A COVID-19 public exposure notice has been issued for a large church in Moncton for its Easter Sunday service.
It comes just as more than 200 church-goers in Saint John have completed their self-isolation following a possible exposure to a COVID-19 variant during a Palm Sunday service.
Anyone who attended Moncton Wesleyan Church on April 4, between 10 a.m. and 12:30 p.m., is asked to self-monitor for symptoms until April 18.
The Moncton sanctuary seats 1,850, but only 265 people attended the 9 a.m. service and 492 attended the 11 a.m. service — well below the 50 per cent allowed under provincial guidelines, according to a Facebook post by the church.
"The person who later tested positive was at the 11 a.m. service, and there is no knowledge of community spread at this time," the post issued on April 10 at about 8 p.m. states.
According to the Facebook post, only those who attended the 11 a.m. service have been asked, "out of an abundance of caution," to self-monitor.
"Masks were worn at all times, and distancing was ensured between each family group in our expansive facility with modern ventilation running at all times," it stated.
Although the church has the contact information of everyone who was in the building, at 945 St. George Blvd., on April 4, Public Health issued the public notice because the volume was too high to allow for timely contact with individuals, said Department of Health spokesperson Bruce Macfarlane.
"The regional medical officer of health on call decided there were more than 400 attendees and the fastest way to reach them was a public exposure and correspondence to the church to distribute as well as post in the church rather than calling 400 people to advise them of a potential exposure," he said in an email.

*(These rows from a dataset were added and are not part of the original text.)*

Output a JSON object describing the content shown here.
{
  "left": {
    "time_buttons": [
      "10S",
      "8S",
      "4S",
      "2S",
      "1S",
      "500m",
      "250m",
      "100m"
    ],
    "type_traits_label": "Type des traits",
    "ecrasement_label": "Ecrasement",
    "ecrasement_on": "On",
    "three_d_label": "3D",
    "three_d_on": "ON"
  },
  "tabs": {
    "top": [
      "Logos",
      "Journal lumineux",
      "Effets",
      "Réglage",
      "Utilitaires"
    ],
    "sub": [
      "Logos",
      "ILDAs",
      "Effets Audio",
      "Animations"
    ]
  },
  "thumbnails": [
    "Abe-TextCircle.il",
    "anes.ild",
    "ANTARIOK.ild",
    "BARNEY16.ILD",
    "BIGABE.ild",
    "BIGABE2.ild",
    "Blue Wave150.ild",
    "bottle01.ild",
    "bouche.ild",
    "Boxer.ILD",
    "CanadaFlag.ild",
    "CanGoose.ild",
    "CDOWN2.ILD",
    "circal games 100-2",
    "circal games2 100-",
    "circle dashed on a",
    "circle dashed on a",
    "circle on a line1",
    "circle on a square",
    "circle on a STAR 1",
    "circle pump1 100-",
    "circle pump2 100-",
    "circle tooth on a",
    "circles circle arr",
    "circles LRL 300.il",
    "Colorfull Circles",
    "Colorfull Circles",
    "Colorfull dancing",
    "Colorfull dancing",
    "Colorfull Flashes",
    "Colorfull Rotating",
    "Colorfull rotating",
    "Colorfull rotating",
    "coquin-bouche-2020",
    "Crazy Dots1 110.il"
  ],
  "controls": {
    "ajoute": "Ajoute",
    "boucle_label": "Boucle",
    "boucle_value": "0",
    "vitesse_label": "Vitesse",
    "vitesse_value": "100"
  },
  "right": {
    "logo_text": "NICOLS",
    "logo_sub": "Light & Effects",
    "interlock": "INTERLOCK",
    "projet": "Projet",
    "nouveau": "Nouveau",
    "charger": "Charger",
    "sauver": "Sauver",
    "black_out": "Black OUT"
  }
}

A total of 20 potential COVID-19 public exposures were announced across the province over the weekend. In all instances, officials were either unable to determine exactly who may have been exposed to the virus in a given location, or the volume was too high to allow for timely contact, "prompting announcements to alert those who could have been affected and recommending they self-monitor for symptoms," Macfarlane said.
Jim Clements, executive pastor of Moncton Wesleyan Church, responded to an interview request Monday via email.
"We'd love to be helpful, but we really don't have any information concerning the provincial directives beyond our understanding outlined in the [April 10] notification," he wrote.
"The affected individual has not been disclosed to us by Public Health."
"The province has verified that we can continue to meet for in-person services Sundays at 10:30 a.m," the church's Facebook post states.
Meanwhile, Sunday at midnight marked the end of isolation for 209 parishioners of RiverCross Church in Saint John, said senior pastor Rob Nylen.
"To our knowledge, we've had no cases related to the exposure at our church," he said, adding he is "really grateful."
An adult and child from the same family who attended the March 28 service at the church in the city's north end tested positive, and "the exposure was likely a COVID-19 variant," Nylen had advised parishioners in an email on April 6.
They were told to self-isolate and get tested.
As far as he knows, no one else has tested positive.
Nylen said he's been overwhelmed by the support the church has had, both from within the congregation and from other churches in the area.
Churches are "trying to do the very best they can to be safe while at the same time provide spiritual care to people in a time when, you know, people are asking spiritual questions."
That's part of the reason the church has chosen to meet in-person since last July, despite also having a virtual option, he said.
"Part of caring for people is meeting the need for community. And we have folks from our congregation who do not have family in Saint John. This is their opportunity to be connected. I think the pandemic's raised all kinds of spiritual issues with people around hope and peace. And, you know, we're becoming more mindful that we're mortal. And so it's our opportunity to care for them.
"This is certainly something they're free to do. We're not, you know, making people come to the services. And we've tried to keep them as safe as we possibly can."